Your task is to output all the records below, word for word.

(Stored data)

________________________

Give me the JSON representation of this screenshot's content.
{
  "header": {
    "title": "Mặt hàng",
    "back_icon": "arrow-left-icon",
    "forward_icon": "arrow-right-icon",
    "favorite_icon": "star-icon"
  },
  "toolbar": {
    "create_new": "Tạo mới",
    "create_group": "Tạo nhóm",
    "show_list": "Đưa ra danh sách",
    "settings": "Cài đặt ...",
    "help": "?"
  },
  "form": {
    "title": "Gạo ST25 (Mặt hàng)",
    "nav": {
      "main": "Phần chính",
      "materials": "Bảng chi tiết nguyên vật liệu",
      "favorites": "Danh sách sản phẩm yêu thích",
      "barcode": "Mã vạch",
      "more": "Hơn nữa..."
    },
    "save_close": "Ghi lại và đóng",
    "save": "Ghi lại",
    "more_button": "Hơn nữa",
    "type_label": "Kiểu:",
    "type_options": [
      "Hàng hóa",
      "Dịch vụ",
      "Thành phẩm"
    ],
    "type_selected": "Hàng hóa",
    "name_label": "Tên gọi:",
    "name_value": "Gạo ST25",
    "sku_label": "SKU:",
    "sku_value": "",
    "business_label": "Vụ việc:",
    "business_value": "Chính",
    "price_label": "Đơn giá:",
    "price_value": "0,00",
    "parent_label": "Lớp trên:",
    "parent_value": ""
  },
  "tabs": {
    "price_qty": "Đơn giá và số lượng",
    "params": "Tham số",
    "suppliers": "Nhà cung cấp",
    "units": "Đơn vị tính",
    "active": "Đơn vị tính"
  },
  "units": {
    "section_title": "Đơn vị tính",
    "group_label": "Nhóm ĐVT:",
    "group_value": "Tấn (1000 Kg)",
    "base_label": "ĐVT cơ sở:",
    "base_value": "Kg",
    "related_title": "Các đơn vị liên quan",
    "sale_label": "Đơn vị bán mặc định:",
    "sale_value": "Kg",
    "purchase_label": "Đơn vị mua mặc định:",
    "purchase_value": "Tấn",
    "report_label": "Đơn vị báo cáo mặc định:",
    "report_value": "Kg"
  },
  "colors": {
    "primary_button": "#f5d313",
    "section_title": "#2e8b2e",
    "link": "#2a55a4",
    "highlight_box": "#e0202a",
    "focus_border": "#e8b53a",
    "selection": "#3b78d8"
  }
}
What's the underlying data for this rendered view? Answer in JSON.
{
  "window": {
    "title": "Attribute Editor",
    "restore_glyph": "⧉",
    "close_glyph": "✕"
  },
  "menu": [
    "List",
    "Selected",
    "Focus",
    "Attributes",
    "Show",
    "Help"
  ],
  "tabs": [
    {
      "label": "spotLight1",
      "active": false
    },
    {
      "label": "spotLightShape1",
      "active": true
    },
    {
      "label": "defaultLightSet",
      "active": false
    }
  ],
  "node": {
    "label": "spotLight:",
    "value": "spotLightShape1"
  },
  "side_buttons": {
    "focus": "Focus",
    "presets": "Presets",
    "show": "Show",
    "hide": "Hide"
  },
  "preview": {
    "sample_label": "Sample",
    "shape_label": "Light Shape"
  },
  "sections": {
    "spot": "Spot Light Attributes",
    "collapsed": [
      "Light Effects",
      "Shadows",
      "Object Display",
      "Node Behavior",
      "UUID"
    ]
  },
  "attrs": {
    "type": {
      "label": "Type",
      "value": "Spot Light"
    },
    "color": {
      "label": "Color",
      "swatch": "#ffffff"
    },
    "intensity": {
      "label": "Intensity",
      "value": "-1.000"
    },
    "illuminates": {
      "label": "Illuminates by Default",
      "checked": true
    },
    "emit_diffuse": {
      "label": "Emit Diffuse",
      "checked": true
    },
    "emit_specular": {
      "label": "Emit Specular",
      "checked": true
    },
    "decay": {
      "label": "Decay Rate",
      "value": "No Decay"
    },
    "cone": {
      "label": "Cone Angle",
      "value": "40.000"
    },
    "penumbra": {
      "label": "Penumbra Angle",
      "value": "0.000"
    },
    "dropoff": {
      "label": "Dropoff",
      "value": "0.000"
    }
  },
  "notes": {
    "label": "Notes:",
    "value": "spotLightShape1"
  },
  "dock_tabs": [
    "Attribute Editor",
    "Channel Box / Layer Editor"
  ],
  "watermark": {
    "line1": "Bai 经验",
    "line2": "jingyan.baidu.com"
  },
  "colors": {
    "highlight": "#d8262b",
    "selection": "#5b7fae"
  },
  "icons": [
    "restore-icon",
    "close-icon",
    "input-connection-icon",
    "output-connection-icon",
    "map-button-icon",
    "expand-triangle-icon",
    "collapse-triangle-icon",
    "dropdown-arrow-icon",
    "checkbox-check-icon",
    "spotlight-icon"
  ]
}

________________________

> _Solved exercise_:
Give me the JSON representation of this screenshot's content.
{
  "header": {
    "title": "Mặt hàng",
    "back_icon": "arrow-left-icon",
    "forward_icon": "arrow-right-icon",
    "favorite_icon": "star-icon"
  },
  "toolbar": {
    "create_new": "Tạo mới",
    "create_group": "Tạo nhóm",
    "show_list": "Đưa ra danh sách",
    "settings": "Cài đặt ...",
    "help": "?"
  },
  "form": {
    "title": "Gạo ST25 (Mặt hàng)",
    "nav": {
      "main": "Phần chính",
      "materials": "Bảng chi tiết nguyên vật liệu",
      "favorites": "Danh sách sản phẩm yêu thích",
      "barcode": "Mã vạch",
      "more": "Hơn nữa..."
    },
    "save_close": "Ghi lại và đóng",
    "save": "Ghi lại",
    "more_button": "Hơn nữa",
    "type_label": "Kiểu:",
    "type_options": [
      "Hàng hóa",
      "Dịch vụ",
      "Thành phẩm"
    ],
    "type_selected": "Hàng hóa",
    "name_label": "Tên gọi:",
    "name_value": "Gạo ST25",
    "sku_label": "SKU:",
    "sku_value": "",
    "business_label": "Vụ việc:",
    "business_value": "Chính",
    "price_label": "Đơn giá:",
    "price_value": "0,00",
    "parent_label": "Lớp trên:",
    "parent_value": ""
  },
  "tabs": {
    "price_qty": "Đơn giá và số lượng",
    "params": "Tham số",
    "suppliers": "Nhà cung cấp",
    "units": "Đơn vị tính",
    "active": "Đơn vị tính"
  },
  "units": {
    "section_title": "Đơn vị tính",
    "group_label": "Nhóm ĐVT:",
    "group_value": "Tấn (1000 Kg)",
    "base_label": "ĐVT cơ sở:",
    "base_value": "Kg",
    "related_title": "Các đơn vị liên quan",
    "sale_label": "Đơn vị bán mặc định:",
    "sale_value": "Kg",
    "purchase_label": "Đơn vị mua mặc định:",
    "purchase_value": "Tấn",
    "report_label": "Đơn vị báo cáo mặc định:",
    "report_value": "Kg"
  },
  "colors": {
    "primary_button": "#f5d313",
    "section_title": "#2e8b2e",
    "link": "#2a55a4",
    "highlight_box": "#e0202a",
    "focus_border": "#e8b53a",
    "selection": "#3b78d8"
  }
}
What's the underlying data for this rendered view? Answer in JSON.
{
  "window": {
    "title": "Attribute Editor",
    "restore_glyph": "⧉",
    "close_glyph": "✕"
  },
  "menu": [
    "List",
    "Selected",
    "Focus",
    "Attributes",
    "Show",
    "Help"
  ],
  "tabs": [
    {
      "label": "spotLight1",
      "active": false
    },
    {
      "label": "spotLightShape1",
      "active": true
    },
    {
      "label": "defaultLightSet",
      "active": false
    }
  ],
  "node": {
    "label": "spotLight:",
    "value": "spotLightShape1"
  },
  "side_buttons": {
    "focus": "Focus",
    "presets": "Presets",
    "show": "Show",
    "hide": "Hide"
  },
  "preview": {
    "sample_label": "Sample",
    "shape_label": "Light Shape"
  },
  "sections": {
    "spot": "Spot Light Attributes",
    "collapsed": [
      "Light Effects",
      "Shadows",
      "Object Display",
      "Node Behavior",
      "UUID"
    ]
  },
  "attrs": {
    "type": {
      "label": "Type",
      "value": "Spot Light"
    },
    "color": {
      "label": "Color",
      "swatch": "#ffffff"
    },
    "intensity": {
      "label": "Intensity",
      "value": "-1.000"
    },
    "illuminates": {
      "label": "Illuminates by Default",
      "checked": true
    },
    "emit_diffuse": {
      "label": "Emit Diffuse",
      "checked": true
    },
    "emit_specular": {
      "label": "Emit Specular",
      "checked": true
    },
    "decay": {
      "label": "Decay Rate",
      "value": "No Decay"
    },
    "cone": {
      "label": "Cone Angle",
      "value": "40.000"
    },
    "penumbra": {
      "label": "Penumbra Angle",
      "value": "0.000"
    },
    "dropoff": {
      "label": "Dropoff",
      "value": "0.000"
    }
  },
  "notes": {
    "label": "Notes:",
    "value": "spotLightShape1"
  },
  "dock_tabs": [
    "Attribute Editor",
    "Channel Box / Layer Editor"
  ],
  "watermark": {
    "line1": "Bai 经验",
    "line2": "jingyan.baidu.com"
  },
  "colors": {
    "highlight": "#d8262b",
    "selection": "#5b7fae"
  },
  "icons": [
    "restore-icon",
    "close-icon",
    "input-connection-icon",
    "output-connection-icon",
    "map-button-icon",
    "expand-triangle-icon",
    "collapse-triangle-icon",
    "dropdown-arrow-icon",
    "checkbox-check-icon",
    "spotlight-icon"
  ]
}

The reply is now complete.